I strongly suspect that, as with Judith Merril in her more personal anthologies, he was trying to make several points, as well...hence Kate's finding it a useful challenge to her students.

Todd Mason said...

Certainly Bradford Morrow has similarly been bruiting "the New Gothic" for some years...including in his magazine CONJUNCTIONS and the anthology by that name...rather like Jerome Charyn's "the New Mystery"...and various -punk movements, and their "adversaries"...all fun with a purpose, as HIGHLIGHTS magazine use to put it, and probably still does...

Scott Cupp said...

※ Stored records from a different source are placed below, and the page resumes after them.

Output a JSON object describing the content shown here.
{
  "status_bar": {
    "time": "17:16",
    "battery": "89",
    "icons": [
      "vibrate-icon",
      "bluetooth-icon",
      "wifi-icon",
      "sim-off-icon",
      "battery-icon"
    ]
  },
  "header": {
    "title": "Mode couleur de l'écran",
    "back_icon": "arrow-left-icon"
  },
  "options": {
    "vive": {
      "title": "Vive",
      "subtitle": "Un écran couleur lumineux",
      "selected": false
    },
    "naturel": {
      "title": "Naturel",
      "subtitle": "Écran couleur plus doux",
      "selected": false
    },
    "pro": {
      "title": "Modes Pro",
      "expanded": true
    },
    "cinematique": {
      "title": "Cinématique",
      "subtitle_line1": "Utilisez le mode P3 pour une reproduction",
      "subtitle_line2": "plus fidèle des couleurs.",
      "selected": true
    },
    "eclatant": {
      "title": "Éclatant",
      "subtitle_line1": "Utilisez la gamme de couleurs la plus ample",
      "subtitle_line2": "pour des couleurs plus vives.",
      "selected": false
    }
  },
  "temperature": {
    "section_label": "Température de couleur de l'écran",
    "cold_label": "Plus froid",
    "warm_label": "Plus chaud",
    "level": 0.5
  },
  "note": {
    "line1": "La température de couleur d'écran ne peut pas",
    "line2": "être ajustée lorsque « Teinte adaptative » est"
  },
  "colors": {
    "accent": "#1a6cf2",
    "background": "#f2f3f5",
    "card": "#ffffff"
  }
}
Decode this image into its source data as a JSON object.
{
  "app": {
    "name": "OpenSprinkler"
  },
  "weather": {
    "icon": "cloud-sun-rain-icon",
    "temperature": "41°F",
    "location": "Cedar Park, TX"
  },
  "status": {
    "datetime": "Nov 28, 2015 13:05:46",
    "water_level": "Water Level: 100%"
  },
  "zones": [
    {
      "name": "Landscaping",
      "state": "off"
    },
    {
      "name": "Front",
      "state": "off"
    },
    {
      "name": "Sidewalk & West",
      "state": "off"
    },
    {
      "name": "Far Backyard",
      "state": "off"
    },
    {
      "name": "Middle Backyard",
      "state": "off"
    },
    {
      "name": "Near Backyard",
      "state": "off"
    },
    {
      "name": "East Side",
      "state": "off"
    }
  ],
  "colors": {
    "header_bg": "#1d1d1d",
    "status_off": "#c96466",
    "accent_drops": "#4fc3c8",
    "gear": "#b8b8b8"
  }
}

Todd - The store last about 7 years from 1997 or 1998 (I can never remember) until 2004 or 2005. Since I was an absentee co-owner I was not intimately involved in the day to day stuff. My primary functions were to work conventions and to find rare-ish books for resale in the shop. I think we were one of the best of our type of books and had many great writers in for signings and the like. Gone but not forgotten.

Todd Mason said...

That does sound good. Sorry you had to close.

Richard R. said...

I have ADVENTURES IN TIME AND SPACE, the original edition, and though I haven't had it off the shelf in decades, I think of it as it's a fine anthology.

Todd Mason said...

I agree. Just a bit too invested in ASTOUNDING, and not quite as representative of ASF or its best as it could be...it is good that it pulls a Ross Rocklynne story, among some other interesting choices.